Mr Redknapp told the BBC he had watched a television programme in the 1990s in which a Southampton player spoke about Mr Higgins, adding: "I thought that would be the end of him, but then I suddenly I see his name pop up yesterday, and I'm just amazed that he's still been involved in football ever since that day."
He said Mr Higgins had been a "leading" figure in youth development at Southampton and had signed future top players.
Speaking of his experiences, Le Tissier said: "Everyone was kind of naked, got thrown on this bed
It was a very, very quick massage
It was uncomfortable
It wasn't something I was ever used to, growing up.

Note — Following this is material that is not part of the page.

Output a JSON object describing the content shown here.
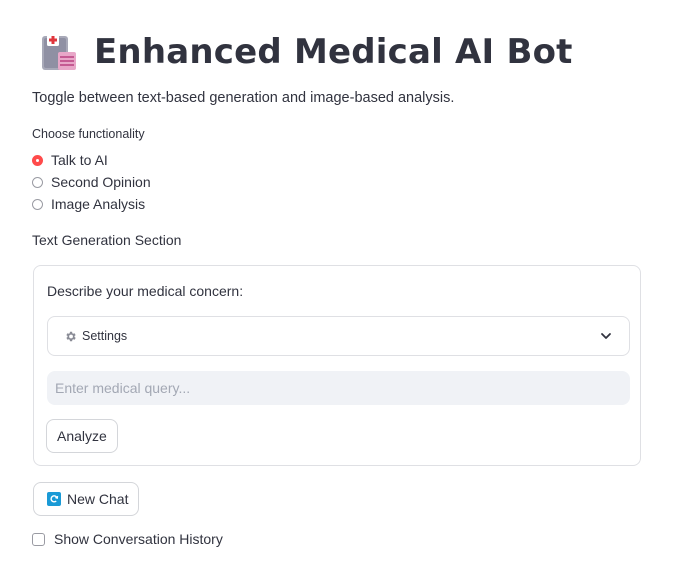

"Even at school you were shy about your body at that age and didn't even undress in front of other people
I remember feeling very uncomfortable at the time.
"It's very, very wrong for a start
You look back and think it was wrong but as a young boy I saw everybody else doing it and thought, 'Is this normal?'
Looking back, it's disgusting
What went on is not normal behaviour.
"When you hear the stories of naked soapy massages, hairy bum competitions..
you look back at it now and think, 'Hang on, what was going on?'."
Asked what he wanted to happen now, Le Tissier, who spent his entire career with the Saints, added: "I think the bravery of the boys that have come out would encourage everyone else that experienced those kinds of things, and the people who were the perpetrators of these of things get brought to justice.
"It's a long time ago
It's just incredible that they were able to get away with it for so long."
Southampton said last week that the club had contacted police after receiving information relating to historical child abuse, adding that they were "committed to working together" with the police to investigate the allegations.
Source : PA